By Sylvia Gurinsky
Here's a chance for Gov. Rick Scott to raise that horrible 29 percent approval rating: By joining the campaign to keep Miami Central and Miami Edison high schools open.
Since 2008, both schools have been on what amounts to a probationary list by the state of Florida for consecutive FCAT scores of "F." Both schools have improved to a "C" by changing administrators, teachers and teaching policies. Miami Central even got a high-profile visit earlier this year from President Barack Obama, who was accompanied by former Gov. Jeb Bush.
Both schools are historic: Miami Edison's origins in Lemon City predate the incorporation of the City of Miami; its alumni include former U.S. Sen. Bob Graham. Miami Central's opening coincided with the beginning of the Space Age; its sports teams are named the Rockets.
The schools apparently had some FCAT fallback this year because of guideline changes.
Alternatives for the schools include closing them, privatizing them or turning them into charter schools. Entrepreneurs of the latter two are probably licking their chops at the possibilities, while parents, students, teachers, administrators and community members are agonizing at the possible marginalization of two central places in the Liberty City and Little Haiti communities.
To his credit, Miami-Dade School Superintendent Alberto Carvalho has vowed to fight to keep Miami Edison and Miami Central open as public schools. Will any of this influence Florida's Board of Education and interim Education Commissioner John Winn?
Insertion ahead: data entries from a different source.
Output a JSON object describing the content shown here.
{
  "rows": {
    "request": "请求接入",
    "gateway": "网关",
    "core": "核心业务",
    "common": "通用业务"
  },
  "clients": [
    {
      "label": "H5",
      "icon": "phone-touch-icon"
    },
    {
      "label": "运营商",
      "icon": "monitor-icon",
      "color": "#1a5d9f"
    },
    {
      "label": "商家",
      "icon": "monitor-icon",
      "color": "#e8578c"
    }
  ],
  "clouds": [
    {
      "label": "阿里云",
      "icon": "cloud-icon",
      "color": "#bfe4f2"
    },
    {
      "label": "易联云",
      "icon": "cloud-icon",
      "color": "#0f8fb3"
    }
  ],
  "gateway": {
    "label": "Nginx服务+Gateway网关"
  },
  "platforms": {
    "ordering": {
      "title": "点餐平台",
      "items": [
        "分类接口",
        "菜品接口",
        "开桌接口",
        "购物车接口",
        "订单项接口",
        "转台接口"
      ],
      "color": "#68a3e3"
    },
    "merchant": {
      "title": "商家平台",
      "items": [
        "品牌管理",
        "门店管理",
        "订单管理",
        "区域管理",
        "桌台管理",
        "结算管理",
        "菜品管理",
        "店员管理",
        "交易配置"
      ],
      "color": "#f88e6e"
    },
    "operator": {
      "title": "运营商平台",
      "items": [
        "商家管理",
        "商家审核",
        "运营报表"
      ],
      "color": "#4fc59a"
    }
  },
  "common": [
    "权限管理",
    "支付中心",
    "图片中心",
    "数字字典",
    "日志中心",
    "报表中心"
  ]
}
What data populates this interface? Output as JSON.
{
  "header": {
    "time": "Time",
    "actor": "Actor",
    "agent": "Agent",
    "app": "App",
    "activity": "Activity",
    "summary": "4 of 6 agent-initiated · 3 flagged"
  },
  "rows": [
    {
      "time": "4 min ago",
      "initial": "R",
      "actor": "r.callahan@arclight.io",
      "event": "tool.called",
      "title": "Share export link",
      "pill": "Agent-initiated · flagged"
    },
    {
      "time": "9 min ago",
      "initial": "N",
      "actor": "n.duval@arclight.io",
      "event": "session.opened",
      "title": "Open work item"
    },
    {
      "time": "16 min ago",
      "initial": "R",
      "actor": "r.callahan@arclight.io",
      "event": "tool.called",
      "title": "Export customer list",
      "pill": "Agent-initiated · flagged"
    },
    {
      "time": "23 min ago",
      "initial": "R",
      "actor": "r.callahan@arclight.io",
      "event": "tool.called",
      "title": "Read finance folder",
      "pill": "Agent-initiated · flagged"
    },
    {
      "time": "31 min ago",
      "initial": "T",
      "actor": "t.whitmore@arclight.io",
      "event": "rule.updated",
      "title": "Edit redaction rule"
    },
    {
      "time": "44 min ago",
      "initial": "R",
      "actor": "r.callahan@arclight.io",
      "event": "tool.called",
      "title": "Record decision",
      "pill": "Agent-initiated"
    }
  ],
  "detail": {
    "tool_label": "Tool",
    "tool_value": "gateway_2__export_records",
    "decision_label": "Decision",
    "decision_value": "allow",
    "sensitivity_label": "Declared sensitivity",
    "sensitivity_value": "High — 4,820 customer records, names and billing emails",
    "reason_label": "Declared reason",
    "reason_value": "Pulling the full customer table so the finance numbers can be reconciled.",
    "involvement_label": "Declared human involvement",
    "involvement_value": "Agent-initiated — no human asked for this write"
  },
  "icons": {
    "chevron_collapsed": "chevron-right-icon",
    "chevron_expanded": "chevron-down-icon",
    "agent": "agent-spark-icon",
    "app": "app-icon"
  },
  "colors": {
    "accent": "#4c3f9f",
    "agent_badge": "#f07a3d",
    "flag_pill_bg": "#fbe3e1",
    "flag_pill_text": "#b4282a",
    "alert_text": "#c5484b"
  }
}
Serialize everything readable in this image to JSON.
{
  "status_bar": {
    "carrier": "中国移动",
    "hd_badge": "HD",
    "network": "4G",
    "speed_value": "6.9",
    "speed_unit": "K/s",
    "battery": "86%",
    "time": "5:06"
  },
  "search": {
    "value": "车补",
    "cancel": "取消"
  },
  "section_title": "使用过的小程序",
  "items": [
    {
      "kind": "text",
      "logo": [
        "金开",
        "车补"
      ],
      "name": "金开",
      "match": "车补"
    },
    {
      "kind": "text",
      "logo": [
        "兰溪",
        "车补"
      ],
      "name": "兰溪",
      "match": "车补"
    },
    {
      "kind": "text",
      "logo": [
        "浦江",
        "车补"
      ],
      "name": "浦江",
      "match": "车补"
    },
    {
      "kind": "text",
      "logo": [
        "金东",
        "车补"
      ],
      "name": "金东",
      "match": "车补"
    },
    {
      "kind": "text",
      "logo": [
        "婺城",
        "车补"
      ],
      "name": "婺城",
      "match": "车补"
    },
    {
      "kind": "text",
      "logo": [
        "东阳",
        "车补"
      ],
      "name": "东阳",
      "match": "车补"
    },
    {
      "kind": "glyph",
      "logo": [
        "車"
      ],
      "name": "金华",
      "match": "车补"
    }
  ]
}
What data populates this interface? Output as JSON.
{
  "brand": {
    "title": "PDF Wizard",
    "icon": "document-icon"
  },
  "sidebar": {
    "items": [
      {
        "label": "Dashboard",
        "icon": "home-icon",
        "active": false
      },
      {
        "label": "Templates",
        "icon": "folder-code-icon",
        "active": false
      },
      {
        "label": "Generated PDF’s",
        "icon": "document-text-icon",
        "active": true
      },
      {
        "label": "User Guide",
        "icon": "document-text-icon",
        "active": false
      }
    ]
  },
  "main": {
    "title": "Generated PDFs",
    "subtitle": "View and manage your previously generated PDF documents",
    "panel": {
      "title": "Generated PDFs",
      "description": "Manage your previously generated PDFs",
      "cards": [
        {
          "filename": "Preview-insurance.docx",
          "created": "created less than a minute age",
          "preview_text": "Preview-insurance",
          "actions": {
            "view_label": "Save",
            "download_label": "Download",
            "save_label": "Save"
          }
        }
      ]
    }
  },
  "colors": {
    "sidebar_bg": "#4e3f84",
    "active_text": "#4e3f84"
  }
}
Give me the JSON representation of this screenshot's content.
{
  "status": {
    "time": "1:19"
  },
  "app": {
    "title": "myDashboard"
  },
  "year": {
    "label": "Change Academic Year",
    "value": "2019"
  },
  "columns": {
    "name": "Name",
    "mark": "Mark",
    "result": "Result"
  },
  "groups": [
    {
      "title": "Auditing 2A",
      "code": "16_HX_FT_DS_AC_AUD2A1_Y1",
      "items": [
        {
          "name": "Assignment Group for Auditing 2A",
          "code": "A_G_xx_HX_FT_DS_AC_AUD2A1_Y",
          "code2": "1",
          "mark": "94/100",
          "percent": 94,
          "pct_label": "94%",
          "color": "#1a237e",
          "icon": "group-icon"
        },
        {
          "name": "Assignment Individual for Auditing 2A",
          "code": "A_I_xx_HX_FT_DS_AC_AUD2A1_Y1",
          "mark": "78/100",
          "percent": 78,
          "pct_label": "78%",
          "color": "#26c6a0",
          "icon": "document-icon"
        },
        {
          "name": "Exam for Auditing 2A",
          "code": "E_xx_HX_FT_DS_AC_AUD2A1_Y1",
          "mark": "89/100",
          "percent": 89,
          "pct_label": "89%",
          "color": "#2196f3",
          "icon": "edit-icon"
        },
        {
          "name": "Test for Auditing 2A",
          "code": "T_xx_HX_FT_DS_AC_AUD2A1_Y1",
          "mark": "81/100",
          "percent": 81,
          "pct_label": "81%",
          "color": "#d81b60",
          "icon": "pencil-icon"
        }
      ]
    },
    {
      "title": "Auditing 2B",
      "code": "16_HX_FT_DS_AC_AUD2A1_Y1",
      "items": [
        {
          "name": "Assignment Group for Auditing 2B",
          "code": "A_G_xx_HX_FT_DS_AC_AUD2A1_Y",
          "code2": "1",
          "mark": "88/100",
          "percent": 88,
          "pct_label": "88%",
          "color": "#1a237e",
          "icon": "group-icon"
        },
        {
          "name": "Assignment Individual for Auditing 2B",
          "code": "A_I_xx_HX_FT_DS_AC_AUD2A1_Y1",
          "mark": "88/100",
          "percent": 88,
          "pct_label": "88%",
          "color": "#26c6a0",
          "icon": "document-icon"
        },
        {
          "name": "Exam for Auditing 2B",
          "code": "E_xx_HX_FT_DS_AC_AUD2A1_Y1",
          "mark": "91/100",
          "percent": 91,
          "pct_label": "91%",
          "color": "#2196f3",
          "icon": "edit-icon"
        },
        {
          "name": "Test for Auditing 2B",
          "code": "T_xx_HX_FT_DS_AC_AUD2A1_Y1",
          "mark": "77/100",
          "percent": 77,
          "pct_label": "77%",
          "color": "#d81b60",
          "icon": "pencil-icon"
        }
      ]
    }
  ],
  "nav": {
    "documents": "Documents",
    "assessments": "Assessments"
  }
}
Some heavier hitters will be needed. For sure, Bush and Graham need to get involved in saving these schools. Miami New Times' recommendation of a student sit-in isn't a bad idea. Some legal help might be needed, too; the question of whether closing or altering the schools might be considered a discriminatory move in these communities is relevant.
But the person with the biggest influence currently lives at 10 Adams Street in Tallahassee. Rick Scott can gain a lot of goodwill if he persuades Winn and the board to keep the doors fully open at Miami Central and Miami Edison.